The entry below is being cross posted from Marjorie Arons-Barron’s own blog.
President Barack Obama’s state-of-the-union speech was as much a liberal manifesto as I’ve heard in decades. Not surprising then that so many of the talking heads take the speech as evidence that Obama is trying to move the American center to the left in much the way Ronald Reagan moved it decades ago to the right.
There were the President’s traditional themes of energy, education and infrastructure. But he went on from there, talking about climate change, universal free pre-school, raising tax revenues (this time through closing loopholes and deductions, especially for corporations and the wealthy), voting rights, supporting basic research investments, raising the minimum wage, and, most emotionally, gun control. He even spoke about eradicating extreme poverty worldwide, albeit “with out allies.” No wonder people chuckled when he said “nothing will add a dime to the deficit.” It warmed a progressive’s heart, even while the President would be lucky to get a third to a half of what he would like.
But the speech was not a utopian fantasy. For one thing, there were a few sleights of hand. He crowed about cutting in half the number of U.S. military to be left in Afghanistan a year from now. But that number will still be the same or slightly more than when he took office in 2009.
He acknowledged that deficit reduction had to be part of the national agenda but may have lowballed (at $1.5 trillion) the amount that still needs to be cut ($2.4 trillion, according to former Clinton budget director Alice Rivlin.
The President also made it a point to identify areas of agreement with the GOP (if only they could put national interest above party.) He said we need not a bigger government but a smarter one “that sets priorities and invests in broad-based growth.” The President emphasized the need for bipartisanship, reminding listeners how the cap-and-trade part of his climate change strategy was a market-based approach once favored by John McCain. How he and Mitt Romney agreed on linking minimum wages to cost of living. How lawful gun owners do favor better background checks. How his own comprehensive approach to immigration had long found support among many Republicans. How his effort to improve the voting process will be headed by lawyer for both his and Republican nominee Mitt Romney’s campaign.
Also decidedly centrist, the President called for greater accountability in education, saying federal aid will be determined by affordability and value. And his willingness to tackle Medicare reform (the “biggest threat” to future financial stability) – promising cuts equivalent to those in Simpson-Bowles – will surely agitate liberals in Congress, including several in the Massachusetts delegation, who may not be assuaged by the President’s pledge to “keep the promises we’ve already made.”

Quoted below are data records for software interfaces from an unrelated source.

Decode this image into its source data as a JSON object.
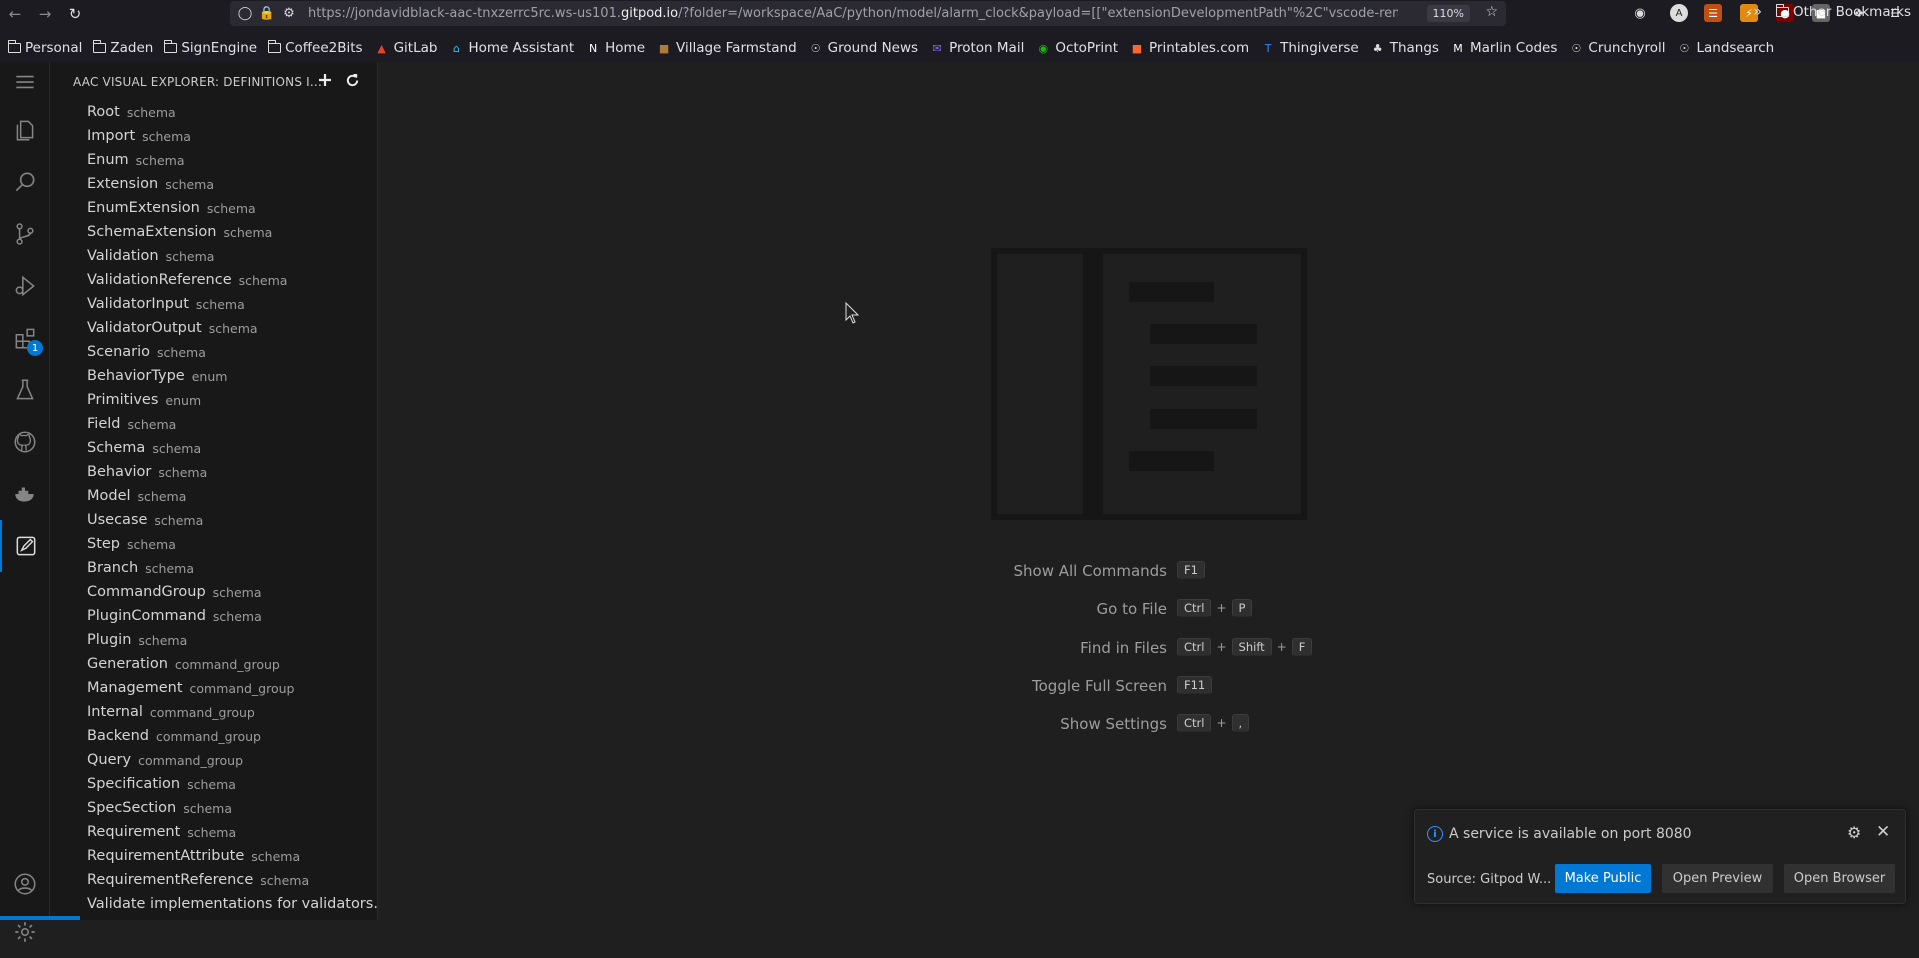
{
  "browser": {
    "url_prefix": "https://jondavidblack-aac-tnxzerrc5rc.ws-us101.",
    "url_domain": "gitpod.io",
    "url_suffix": "/?folder=/workspace/AaC/python/model/alarm_clock&payload=[[\"extensionDevelopmentPath\"%2C\"vscode-rem",
    "zoom": "110%",
    "bookmarks": [
      {
        "label": "Personal",
        "icon": "folder-icon"
      },
      {
        "label": "Zaden",
        "icon": "folder-icon"
      },
      {
        "label": "SignEngine",
        "icon": "folder-icon"
      },
      {
        "label": "Coffee2Bits",
        "icon": "folder-icon"
      },
      {
        "label": "GitLab",
        "icon": "gitlab-icon"
      },
      {
        "label": "Home Assistant",
        "icon": "home-assistant-icon"
      },
      {
        "label": "Home",
        "icon": "notion-icon"
      },
      {
        "label": "Village Farmstand",
        "icon": "farm-icon"
      },
      {
        "label": "Ground News",
        "icon": "globe-icon"
      },
      {
        "label": "Proton Mail",
        "icon": "mail-icon"
      },
      {
        "label": "OctoPrint",
        "icon": "octoprint-icon"
      },
      {
        "label": "Printables.com",
        "icon": "printables-icon"
      },
      {
        "label": "Thingiverse",
        "icon": "thingiverse-icon"
      },
      {
        "label": "Thangs",
        "icon": "thangs-icon"
      },
      {
        "label": "Marlin Codes",
        "icon": "marlin-icon"
      },
      {
        "label": "Crunchyroll",
        "icon": "globe-icon"
      },
      {
        "label": "Landsearch",
        "icon": "globe-icon"
      }
    ],
    "other_bookmarks": "Other Bookmarks"
  },
  "sidebar": {
    "title": "AAC VISUAL EXPLORER: DEFINITIONS I...",
    "items": [
      {
        "name": "Root",
        "kind": "schema"
      },
      {
        "name": "Import",
        "kind": "schema"
      },
      {
        "name": "Enum",
        "kind": "schema"
      },
      {
        "name": "Extension",
        "kind": "schema"
      },
      {
        "name": "EnumExtension",
        "kind": "schema"
      },
      {
        "name": "SchemaExtension",
        "kind": "schema"
      },
      {
        "name": "Validation",
        "kind": "schema"
      },
      {
        "name": "ValidationReference",
        "kind": "schema"
      },
      {
        "name": "ValidatorInput",
        "kind": "schema"
      },
      {
        "name": "ValidatorOutput",
        "kind": "schema"
      },
      {
        "name": "Scenario",
        "kind": "schema"
      },
      {
        "name": "BehaviorType",
        "kind": "enum"
      },
      {
        "name": "Primitives",
        "kind": "enum"
      },
      {
        "name": "Field",
        "kind": "schema"
      },
      {
        "name": "Schema",
        "kind": "schema"
      },
      {
        "name": "Behavior",
        "kind": "schema"
      },
      {
        "name": "Model",
        "kind": "schema"
      },
      {
        "name": "Usecase",
        "kind": "schema"
      },
      {
        "name": "Step",
        "kind": "schema"
      },
      {
        "name": "Branch",
        "kind": "schema"
      },
      {
        "name": "CommandGroup",
        "kind": "schema"
      },
      {
        "name": "PluginCommand",
        "kind": "schema"
      },
      {
        "name": "Plugin",
        "kind": "schema"
      },
      {
        "name": "Generation",
        "kind": "command_group"
      },
      {
        "name": "Management",
        "kind": "command_group"
      },
      {
        "name": "Internal",
        "kind": "command_group"
      },
      {
        "name": "Backend",
        "kind": "command_group"
      },
      {
        "name": "Query",
        "kind": "command_group"
      },
      {
        "name": "Specification",
        "kind": "schema"
      },
      {
        "name": "SpecSection",
        "kind": "schema"
      },
      {
        "name": "Requirement",
        "kind": "schema"
      },
      {
        "name": "RequirementAttribute",
        "kind": "schema"
      },
      {
        "name": "RequirementReference",
        "kind": "schema"
      },
      {
        "name": "Validate implementations for validators...",
        "kind": ""
      }
    ]
  },
  "activity_badge": "1",
  "commands": [
    {
      "label": "Show All Commands",
      "keys": [
        "F1"
      ]
    },
    {
      "label": "Go to File",
      "keys": [
        "Ctrl",
        "P"
      ]
    },
    {
      "label": "Find in Files",
      "keys": [
        "Ctrl",
        "Shift",
        "F"
      ]
    },
    {
      "label": "Toggle Full Screen",
      "keys": [
        "F11"
      ]
    },
    {
      "label": "Show Settings",
      "keys": [
        "Ctrl",
        ","
      ]
    }
  ],
  "notification": {
    "message": "A service is available on port 8080",
    "source": "Source: Gitpod W...",
    "make_public": "Make Public",
    "open_preview": "Open Preview",
    "open_browser": "Open Browser"
  }
}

Despite the hype around any state of the union address, will any of this matter? Senate Republicans’ blocking of Defense Department nominee Chuck Hegel is a worrisome sign that any plea for bipartisanship may well fall on deaf ears. If so, it wouldn’t be the first time a President’s state-of-the-union agenda became a futile wish list.
The New York Times has charted the percentage of SOTU addresses that became reality over the past 50 years. The most successful was Lyndon Johnson. His success rate was 55 percent, and that was with Democrats controlling both sides of Congress and the emotional impetus of the Kennedy assassination behind issue like civil rights, Medicare and education. We can’t expect as much action on the Obama agenda. Even the American people’s disgust with gridlock may not be enough to spur significant program advances in this second Obama administration.
I welcome your comments in the section below.
One Response to A liberal manifesto with a centrist tinge by Marjorie Arons-Barron
You talk about “trying to move the American center to the left in much the way Ronald Reagan moved it decades ago to the right.”
Specific legislation changes are the end of that process, not the beginning. They are the “spoils” of philosophical victory.